Gone are the days of C.J. Anderson in the backfield, as he was cut early in the offseason, saving the Denver Broncos $4.5 million this year alone.
Sure, that moved saved a ton of money, but it also means the Broncos are left trying to decipher who will be the starting running back in a room full of first, second and third-year players. Inexperience will haunt the Broncos backfield this season, which could lead to missed assignments and missed blocks. It could also mean some more explosive plays out of the backfield than we’ve seen in recent years with Anderson.
Let’s take a look at the men battling to be the starter:

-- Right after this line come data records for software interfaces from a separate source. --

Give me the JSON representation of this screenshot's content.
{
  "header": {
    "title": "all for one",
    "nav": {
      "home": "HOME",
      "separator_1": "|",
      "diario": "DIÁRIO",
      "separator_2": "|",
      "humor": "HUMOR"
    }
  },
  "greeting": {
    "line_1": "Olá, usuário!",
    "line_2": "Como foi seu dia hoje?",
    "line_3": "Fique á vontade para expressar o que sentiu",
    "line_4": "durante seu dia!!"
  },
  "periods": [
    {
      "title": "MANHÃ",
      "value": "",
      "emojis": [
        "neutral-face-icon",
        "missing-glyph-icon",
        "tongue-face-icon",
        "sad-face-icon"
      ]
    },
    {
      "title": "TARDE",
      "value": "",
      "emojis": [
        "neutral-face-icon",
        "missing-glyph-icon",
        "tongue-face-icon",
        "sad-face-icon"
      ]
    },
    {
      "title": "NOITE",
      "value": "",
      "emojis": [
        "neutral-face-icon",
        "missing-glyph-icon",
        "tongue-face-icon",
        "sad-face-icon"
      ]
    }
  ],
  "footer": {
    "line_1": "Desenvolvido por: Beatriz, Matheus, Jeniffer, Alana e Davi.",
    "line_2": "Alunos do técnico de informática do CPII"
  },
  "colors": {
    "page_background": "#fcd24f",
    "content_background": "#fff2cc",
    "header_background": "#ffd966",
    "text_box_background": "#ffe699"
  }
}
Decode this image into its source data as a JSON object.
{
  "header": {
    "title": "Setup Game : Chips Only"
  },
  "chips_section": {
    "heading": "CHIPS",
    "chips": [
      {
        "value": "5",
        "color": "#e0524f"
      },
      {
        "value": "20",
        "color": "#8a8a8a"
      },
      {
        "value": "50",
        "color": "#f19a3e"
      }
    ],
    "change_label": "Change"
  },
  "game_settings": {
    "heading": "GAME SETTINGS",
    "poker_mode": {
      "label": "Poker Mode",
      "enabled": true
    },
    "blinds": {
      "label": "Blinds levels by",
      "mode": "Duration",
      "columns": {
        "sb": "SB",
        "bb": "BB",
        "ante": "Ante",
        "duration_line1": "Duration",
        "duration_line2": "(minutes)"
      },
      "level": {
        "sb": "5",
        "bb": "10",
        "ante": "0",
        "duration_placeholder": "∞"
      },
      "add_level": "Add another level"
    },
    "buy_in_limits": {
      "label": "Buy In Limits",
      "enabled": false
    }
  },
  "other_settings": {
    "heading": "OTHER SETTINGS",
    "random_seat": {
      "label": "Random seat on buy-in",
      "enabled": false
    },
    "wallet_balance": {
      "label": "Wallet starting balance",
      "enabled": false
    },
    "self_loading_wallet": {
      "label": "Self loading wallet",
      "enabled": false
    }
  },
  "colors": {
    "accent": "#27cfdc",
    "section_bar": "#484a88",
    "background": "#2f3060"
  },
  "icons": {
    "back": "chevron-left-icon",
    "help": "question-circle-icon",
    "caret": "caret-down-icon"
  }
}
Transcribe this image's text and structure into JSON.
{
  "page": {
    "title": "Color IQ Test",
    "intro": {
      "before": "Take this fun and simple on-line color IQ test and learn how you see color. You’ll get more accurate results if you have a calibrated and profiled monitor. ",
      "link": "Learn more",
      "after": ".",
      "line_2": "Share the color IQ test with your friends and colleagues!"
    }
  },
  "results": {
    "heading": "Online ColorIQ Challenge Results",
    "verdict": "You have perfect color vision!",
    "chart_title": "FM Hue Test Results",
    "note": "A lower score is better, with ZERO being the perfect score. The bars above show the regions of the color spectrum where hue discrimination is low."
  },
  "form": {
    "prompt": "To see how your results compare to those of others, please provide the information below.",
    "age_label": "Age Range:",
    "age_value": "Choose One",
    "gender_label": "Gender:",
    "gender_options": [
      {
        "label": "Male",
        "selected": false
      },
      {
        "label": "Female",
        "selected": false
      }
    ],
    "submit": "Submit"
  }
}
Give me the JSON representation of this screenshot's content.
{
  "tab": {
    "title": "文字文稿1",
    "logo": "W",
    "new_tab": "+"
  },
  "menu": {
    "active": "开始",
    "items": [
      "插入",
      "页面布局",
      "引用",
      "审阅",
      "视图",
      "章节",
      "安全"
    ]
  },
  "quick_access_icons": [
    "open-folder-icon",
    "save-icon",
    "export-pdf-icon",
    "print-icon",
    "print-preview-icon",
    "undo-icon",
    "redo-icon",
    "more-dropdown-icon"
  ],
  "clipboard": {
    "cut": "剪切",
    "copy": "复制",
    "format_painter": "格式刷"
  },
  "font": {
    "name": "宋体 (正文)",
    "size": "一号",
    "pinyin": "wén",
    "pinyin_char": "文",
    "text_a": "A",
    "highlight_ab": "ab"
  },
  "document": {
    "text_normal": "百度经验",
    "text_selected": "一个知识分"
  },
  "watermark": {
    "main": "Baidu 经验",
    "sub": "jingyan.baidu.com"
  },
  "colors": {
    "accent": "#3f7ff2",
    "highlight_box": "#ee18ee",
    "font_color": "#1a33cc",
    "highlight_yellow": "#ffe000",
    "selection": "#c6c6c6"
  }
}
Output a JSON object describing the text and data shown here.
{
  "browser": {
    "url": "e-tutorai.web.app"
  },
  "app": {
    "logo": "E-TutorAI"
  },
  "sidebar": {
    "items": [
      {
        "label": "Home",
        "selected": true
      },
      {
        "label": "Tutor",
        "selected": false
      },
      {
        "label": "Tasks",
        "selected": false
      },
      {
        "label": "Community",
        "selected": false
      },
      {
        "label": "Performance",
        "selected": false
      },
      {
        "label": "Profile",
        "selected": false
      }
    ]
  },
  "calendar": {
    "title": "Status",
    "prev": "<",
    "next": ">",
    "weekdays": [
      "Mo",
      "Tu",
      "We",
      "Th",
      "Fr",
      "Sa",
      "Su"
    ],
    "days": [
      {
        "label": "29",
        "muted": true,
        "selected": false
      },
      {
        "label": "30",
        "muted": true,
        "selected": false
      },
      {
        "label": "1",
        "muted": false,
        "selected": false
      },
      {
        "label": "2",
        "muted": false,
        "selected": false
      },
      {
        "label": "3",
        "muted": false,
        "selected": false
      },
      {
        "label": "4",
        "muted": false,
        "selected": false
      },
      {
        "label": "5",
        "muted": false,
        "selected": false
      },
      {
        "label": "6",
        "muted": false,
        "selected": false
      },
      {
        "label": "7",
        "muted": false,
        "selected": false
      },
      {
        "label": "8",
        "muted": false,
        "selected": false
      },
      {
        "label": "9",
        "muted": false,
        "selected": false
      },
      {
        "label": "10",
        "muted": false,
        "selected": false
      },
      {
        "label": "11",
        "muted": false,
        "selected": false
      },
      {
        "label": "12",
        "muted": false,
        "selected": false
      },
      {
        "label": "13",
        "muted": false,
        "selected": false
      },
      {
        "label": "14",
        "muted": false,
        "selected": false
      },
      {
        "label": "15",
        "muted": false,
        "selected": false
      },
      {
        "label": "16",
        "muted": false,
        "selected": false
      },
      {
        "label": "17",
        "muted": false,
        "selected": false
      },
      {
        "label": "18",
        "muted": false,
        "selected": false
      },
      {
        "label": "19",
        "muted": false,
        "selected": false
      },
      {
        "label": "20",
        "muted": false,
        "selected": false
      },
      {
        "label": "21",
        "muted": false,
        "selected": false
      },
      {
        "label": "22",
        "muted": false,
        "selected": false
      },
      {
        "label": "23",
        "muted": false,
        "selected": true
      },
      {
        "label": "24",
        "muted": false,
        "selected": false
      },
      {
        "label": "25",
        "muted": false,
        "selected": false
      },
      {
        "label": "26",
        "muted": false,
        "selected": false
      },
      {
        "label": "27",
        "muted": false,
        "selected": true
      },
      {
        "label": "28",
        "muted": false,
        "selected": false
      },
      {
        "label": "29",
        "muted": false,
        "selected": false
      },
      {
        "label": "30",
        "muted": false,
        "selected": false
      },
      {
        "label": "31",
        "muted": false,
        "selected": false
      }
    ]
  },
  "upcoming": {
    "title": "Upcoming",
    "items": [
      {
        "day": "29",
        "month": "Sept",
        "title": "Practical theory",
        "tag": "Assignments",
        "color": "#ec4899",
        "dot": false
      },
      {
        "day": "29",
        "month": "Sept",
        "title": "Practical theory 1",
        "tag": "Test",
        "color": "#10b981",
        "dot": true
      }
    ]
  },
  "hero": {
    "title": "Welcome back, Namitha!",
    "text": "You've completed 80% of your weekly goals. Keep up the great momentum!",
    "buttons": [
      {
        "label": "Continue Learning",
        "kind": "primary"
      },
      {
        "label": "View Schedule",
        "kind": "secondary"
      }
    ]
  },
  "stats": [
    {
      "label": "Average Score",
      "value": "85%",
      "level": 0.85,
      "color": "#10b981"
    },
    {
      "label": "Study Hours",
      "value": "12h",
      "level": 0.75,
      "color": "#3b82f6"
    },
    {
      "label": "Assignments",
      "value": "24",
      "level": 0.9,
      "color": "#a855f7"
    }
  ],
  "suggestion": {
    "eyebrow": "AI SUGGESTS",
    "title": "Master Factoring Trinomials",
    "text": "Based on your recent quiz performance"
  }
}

Booker is the veteran in the group, now entering his third year out of Utah. He’s been like Anderson-lite, at 5’11” and 219 pounds, a very similar size as the former starter. In his rookie season, Booker’s production was solid — 612 rushing yards and four scores — and even though his stats took a dip last year (299 yards, 1 TD), his grade improved drastically according to Pro Football Focus.
In 2017, Booker was graded out at 72.9, which was the 39th-best running back in the NFL. Somewhat surprisingly, his highest grade (76.9) comes at receiving, and he did have 275 yards through the air last year, too. Through those first two seasons, Booker’s proven he’s versatile enough to take inside handoffs or catch the ball, mostly on short patterns, and he’s also great in pass protection.
Simply, the starting running back job is his to lose, but the Broncos will likely go with a running back-by-committee approach this year.
Henderson is the only other Broncos back to get graded last year by PFF, coming in a 72.4. He didn’t get any snaps until Week 16, with five in that game and then 17 in the final game of the year. Like Booker, Henderson showed some versatility when he caught a pass in that final game, taking it 29 yards to the house. He’s shifty, quick and fast; Henderson could be the go-to guy to balance with one of the big backs (Booker, Freeman or Williams).
When a team takes a guy in the third round, he’s got to come in and produce immediately. At least, that’s what the Broncos had to hope for when they took Freeman at No. 71 overall.
Freeman is the biggest back on the roster at 229 pounds (Williams is 229 as well), and he’s a true between-the-tackle runner. He’s more than that, though, showing explosiveness in his first two years at Oregon (averaging 1,600 yards and 17 touchdowns those two seasons) and an ability to hit the home run. But, a knee injury limited him as a senior, rushing for only 965 yards last season. The Broncos have to hope he regains that explosiveness as a rookie this year.
Lindsay, the former CU Buffs star and hometown kid, is the wildcard. At 5’8″ and 190 pounds, Lindsay is the smallest of the five backs currently on the roster, but he may have the most big-play ability of any of them. And, he’s working hard at making the roster through the punt return game, too, which will make him difficult to cut.
Williams was found by the Broncos in the seventh round of the NFL Draft, and he’s a third big back on the roster. Scouts think of him as a one-cut-and go runner with solid hands. As a graduate transfer last year, Williams led Arkansas with 656 rushing yards and eight scores. He’ll likely have the most trouble making the roster, but you never know when it comes to training camp and impressing the coaches.
If we have to guess, Booker will be the starter, Freeman will definitely get some carries — maybe as the third down back — and Henderson will be the change-of-pace guy. That is, unless Lindsay proves himself so valuable the Broncos can’t simply place him on the practice squad. Then, Lindsay becomes that change-of-pace, scat-back to give the Broncos explosiveness mixed in with the heavy runners Booker and Freeman.